The rear camera is great, especially in good lighting conditions. Selfies are just fine, but nothing to write home about. You can see a gallery of the images taken with the Mi 9T Pro below. For good measure, I've also included a gallery of photos we took with the regular Mi 9T, as it's the same camera.
Big battery, 27W fast charging
The battery in the Mi 9T Pro is a full 4,000mAh. That's not only competing with the size of the battery in 2019's flagships, but it's also trumping it in most cases (a Galaxy Note 10 has a 3,500 mAh battery in it). Compared to the Mi 9T, the battery size is the same but fast charging has gone up from 18W to 27W.
Endurance is great on the Xiaomi. I was using it as my daily driver at the IFA 2019, where I was on Slack, WhatsApp, checking emails, taking pictures, recording audio, etc. for 10 or more hours straight, and I was still getting to the end of the day with 25 to 30 percent battery left. On a non-IFA day, with more 'normal' usage, I was getting through less than fifty percent of the battery.
Xiaomi Mi 9T Pro technical specifications
|Dimensions:||156.7 x 74.3 x 8.8 mm|
|Battery size:||4000 mAh|
|Screen size:||6.39 in|
|Screen:||2340 x 1080 pixels (403 ppi)|
|Front camera:||20 megapixels|
|Rear camera:||48 megapixels|
|Android version:||9 - Pie|
|Internal storage:||128 GB
|Removable storage:||Not available|
|Chipset:||Qualcomm Snapdragon 855|
|Number of cores:||8|
|Max. clock speed:||2.84 GHz|
|Connectivity:||HSPA, LTE, NFC, Dual-SIM , Bluetooth 5.0|
Unbeatable value for money
The Pocophone F1 launched with a clear plan, to match the big boys on performance whilst undercutting them hugely on price. The Mi 9T brought high-end features to a device that looks and feels like a flagship, but it lacked true performance.
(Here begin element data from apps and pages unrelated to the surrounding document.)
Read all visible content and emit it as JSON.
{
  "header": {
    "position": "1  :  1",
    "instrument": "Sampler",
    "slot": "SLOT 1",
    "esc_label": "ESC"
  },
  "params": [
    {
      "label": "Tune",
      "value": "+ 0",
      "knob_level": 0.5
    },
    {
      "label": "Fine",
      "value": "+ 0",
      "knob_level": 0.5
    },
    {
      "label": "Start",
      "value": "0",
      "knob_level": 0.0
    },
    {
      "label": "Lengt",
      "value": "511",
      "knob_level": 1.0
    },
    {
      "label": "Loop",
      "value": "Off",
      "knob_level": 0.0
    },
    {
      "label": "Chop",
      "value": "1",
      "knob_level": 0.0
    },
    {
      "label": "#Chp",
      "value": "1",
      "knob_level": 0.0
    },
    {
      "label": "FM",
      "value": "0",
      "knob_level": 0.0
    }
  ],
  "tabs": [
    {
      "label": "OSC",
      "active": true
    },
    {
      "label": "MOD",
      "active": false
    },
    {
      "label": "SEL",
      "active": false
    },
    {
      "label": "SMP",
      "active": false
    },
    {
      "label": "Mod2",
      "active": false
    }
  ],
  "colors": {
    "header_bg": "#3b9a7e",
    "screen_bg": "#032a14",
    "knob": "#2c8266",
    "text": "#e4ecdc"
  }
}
The Mi 9T Pro merges the two together, bringing most of the smartphone features you'd expect from a $700+ smartphone, including a Snapdragon 855 and a quality camera, and packages them up for less than half of what Samsung is charging for its top devices.
Sure, corners have been cut in some places to get the price down. There's no wireless charging, no expandable storage, and no waterproofing, but these are sacrifices many are willing to make: you still get a whole lot of smartphone for your four-hundred quid. Next time somebody asks me what's the best mid-range smartphone on the market today, I will probably be recommending the Mi 9T Pro.